Having a late payment, a short sale, foreclosure or bankruptcy will have a pretty big impact on your credit score. Whether you like it or not you may have to work pretty hard to fix the damage you’ve done.
So what kind of an impact can having a lower FICO score have?
Absorbing a big credit-score hit can make many transactions more costly. It’s not just paying more for credit card debt and auto loans, insurance can cost more as well.
The average savings for someone with a good versus mediocre credit score is about $115 a year for auto insurance and $60 for home, according to Loretta Sorters, of the Insurance Information Institute.
A low credit score can even make it harder to rent a home because landlords often use credit scores to weed out prospective renters.
So defaulting on your mortgage is most likely going to mean that you’re going to have start paying more for other things that you buy – and it will be harder to get credit or a mortage in the future. So if you’re considering walking away, remember that it will have a huge impact on your financial life.
Walking Away Has Tax Implications For Many
If you walk away from your mortgage and the bank forgives part of your loan, in many states, any part of a mortgage that the bank forgives is reported as taxable income for you.
So, for example, say that you default on a $150,000 mortgage loan. The bank sells the property for $100,000. If the bank has the right to pursue you for the remaining $50,000 in your state but doesn’t, that “forgiven” amount is taxed to you. That could mean a pretty large tax bill.
For more details on if your state is one where you could potentially be taxed, check out this post: Tax Implications Of Strategically Defaulting On Your Underwater Mortgage
Question Of Ethics Or Just A Contractual Transaction?
Walking away from a mortgage will have a negative impact, and it may even mean a sizable tax bill, but for many people that isn’t enough to stop them from moving forward with walking away. For many while they can currently afford to pay their underwater mortgage, they just don’t want to just lose $50-100,000 in value on their home. Why take the hit when the bank would be able to take the hit for you? Defaulting seems to be the easy answer.
So that brings us to the question – is it OK for a homeowner to walk away from an underwater mortgage, even if they can still pay? Is a mortgage solely a financial and contractual question, or should there be a moral and ethical component to the question? Are you morally obligated to pay if you can?
Many would say that a strategic default is a legitimate option that is even spelled out in the mortgage contract, where specific ramifications of a foreclosure or short sale are spelled out for the homeowner. To exercise those options is just a a part of the legal transaction.
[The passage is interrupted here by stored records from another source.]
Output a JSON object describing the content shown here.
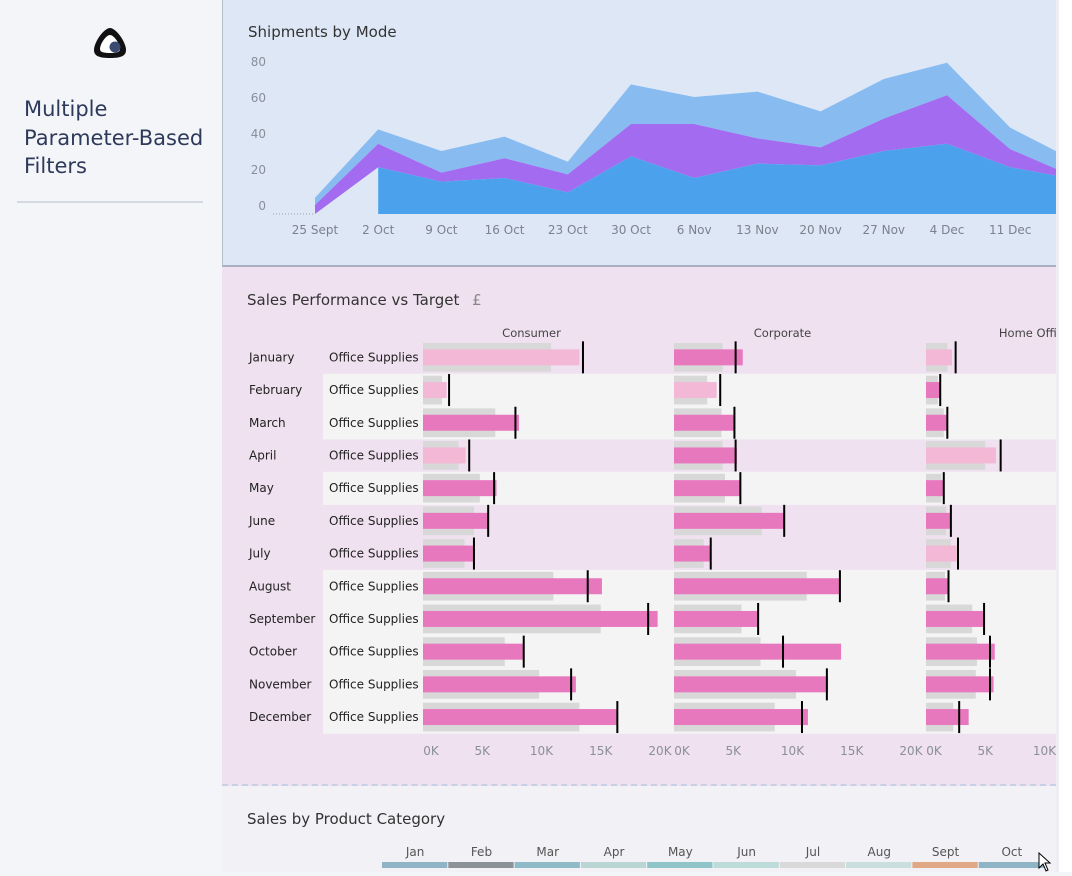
{
  "sidebar": {
    "title": "Multiple Parameter-Based Filters",
    "logo_icon": "tableau-dashboard-logo-icon"
  },
  "shipments": {
    "title": "Shipments by Mode",
    "chart_data": {
      "type": "area",
      "title": "Shipments by Mode",
      "categories": [
        "25 Sept",
        "2 Oct",
        "9 Oct",
        "16 Oct",
        "23 Oct",
        "30 Oct",
        "6 Nov",
        "13 Nov",
        "20 Nov",
        "27 Nov",
        "4 Dec",
        "11 Dec"
      ],
      "yticks": [
        "80",
        "60",
        "40",
        "20",
        "0"
      ],
      "ylim": [
        0,
        85
      ],
      "stacked": true,
      "series": [
        {
          "color": "#4ba1ec",
          "values": [
            0,
            26,
            18,
            20,
            12,
            32,
            20,
            28,
            27,
            35,
            39,
            26
          ]
        },
        {
          "color": "#a36cf0",
          "values": [
            5,
            13,
            5,
            11,
            10,
            18,
            30,
            14,
            10,
            18,
            27,
            10
          ]
        },
        {
          "color": "#88bcf1",
          "values": [
            4,
            8,
            12,
            12,
            7,
            22,
            15,
            26,
            20,
            22,
            18,
            12
          ]
        }
      ]
    }
  },
  "sales": {
    "title": "Sales Performance vs Target",
    "currency": "£",
    "category_label": "Office Supplies",
    "months": [
      "January",
      "February",
      "March",
      "April",
      "May",
      "June",
      "July",
      "August",
      "September",
      "October",
      "November",
      "December"
    ],
    "segments": [
      "Consumer",
      "Corporate",
      "Home Office"
    ],
    "axis_ticks": [
      "0K",
      "5K",
      "10K",
      "15K",
      "20K"
    ],
    "chart_data": {
      "type": "bar",
      "title": "Sales Performance vs Target",
      "xlim": [
        0,
        20000
      ],
      "panels": [
        {
          "segment": "Consumer",
          "sales": [
            13200,
            2000,
            8100,
            3600,
            6200,
            5500,
            4300,
            15100,
            19800,
            8500,
            12900,
            16400
          ],
          "target": [
            13500,
            2200,
            7800,
            3900,
            6000,
            5500,
            4300,
            13900,
            19000,
            8500,
            12500,
            16400
          ],
          "prior": [
            10800,
            1600,
            6100,
            3000,
            4800,
            4300,
            3500,
            11000,
            15000,
            6900,
            9800,
            13200
          ]
        },
        {
          "segment": "Corporate",
          "sales": [
            5800,
            3600,
            5100,
            5300,
            5600,
            9300,
            3100,
            14000,
            7100,
            14100,
            13000,
            11300
          ],
          "target": [
            5200,
            3900,
            5100,
            5200,
            5600,
            9300,
            3100,
            14000,
            7100,
            9200,
            12900,
            10800
          ],
          "prior": [
            4100,
            2800,
            4000,
            4100,
            4300,
            7400,
            2500,
            11200,
            5700,
            7300,
            10300,
            8500
          ]
        },
        {
          "segment": "Home Office",
          "sales": [
            2200,
            1200,
            1800,
            5900,
            1500,
            2100,
            2600,
            1900,
            4900,
            5800,
            5700,
            3600
          ],
          "target": [
            2500,
            1200,
            1800,
            6300,
            1500,
            2100,
            2700,
            1900,
            4900,
            5400,
            5400,
            2800
          ],
          "prior": [
            1800,
            1000,
            1500,
            5000,
            1300,
            1700,
            2100,
            1600,
            3900,
            4300,
            4200,
            2300
          ]
        }
      ],
      "light_rows": [
        0,
        3,
        5,
        6
      ]
    }
  },
  "category": {
    "title": "Sales by Product Category",
    "months": [
      "Jan",
      "Feb",
      "Mar",
      "Apr",
      "May",
      "Jun",
      "Jul",
      "Aug",
      "Sept",
      "Oct"
    ],
    "month_colors": [
      "#8fb4c5",
      "#8d9299",
      "#8fbbc8",
      "#b9d6d5",
      "#8fc4c8",
      "#bcdbd9",
      "#d9d9d9",
      "#c9dedd",
      "#e0a884",
      "#8fb4c5"
    ]
  }
}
I understand that argument, but don’t completely agree with it. Just because the ramifications of a default are spelled out in the contract doesn’t mean it’s the right thing to do. When you sign up for a mortgage, you should understand what you’re getting into, and not be buying a home that you can’t afford. Home values don’t always go up (despite the conventional wisdom), and you shouldn’t be counting on it as a source of income in the future – it’s just a place to live. I just think that if you sign a deal and a contract, you should live up to your end of the deal.
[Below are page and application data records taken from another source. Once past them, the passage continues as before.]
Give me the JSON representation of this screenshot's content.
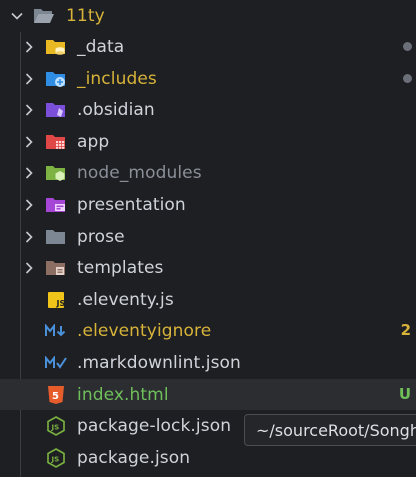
{
  "root": {
    "label": "11ty",
    "icon": "folder-open-icon"
  },
  "items": [
    {
      "label": "_data",
      "icon": "folder-data-icon",
      "color": "#e8b923",
      "dot": true
    },
    {
      "label": "_includes",
      "icon": "folder-includes-icon",
      "color": "#2f8de4",
      "dot": true
    },
    {
      "label": ".obsidian",
      "icon": "folder-obsidian-icon",
      "color": "#7b4fd9"
    },
    {
      "label": "app",
      "icon": "folder-app-icon",
      "color": "#e04848"
    },
    {
      "label": "node_modules",
      "icon": "folder-node-icon",
      "color": "#7cb342"
    },
    {
      "label": "presentation",
      "icon": "folder-presentation-icon",
      "color": "#a646d6"
    },
    {
      "label": "prose",
      "icon": "folder-icon",
      "color": "#7d8794"
    },
    {
      "label": "templates",
      "icon": "folder-templates-icon",
      "color": "#8d6e63"
    },
    {
      "label": ".eleventy.js",
      "icon": "js-file-icon"
    },
    {
      "label": ".eleventyignore",
      "icon": "markdown-ignore-icon",
      "badge": "2"
    },
    {
      "label": ".markdownlint.json",
      "icon": "markdownlint-icon"
    },
    {
      "label": "index.html",
      "icon": "html-file-icon",
      "badge": "U"
    },
    {
      "label": "package-lock.json",
      "icon": "nodejs-icon"
    },
    {
      "label": "package.json",
      "icon": "nodejs-icon"
    }
  ],
  "tooltip": {
    "text": "~/sourceRoot/Songh"
  },
  "colors": {
    "yellow": "#d7b33a",
    "green": "#6fbf5a",
    "dim": "#8a8f98"
  }
}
What do you think? Are there things I’m not considering? Do you feel I’m far off base? When do you think it would be ok to strategically default – or is it ever ok? Tell us what you think in the comments!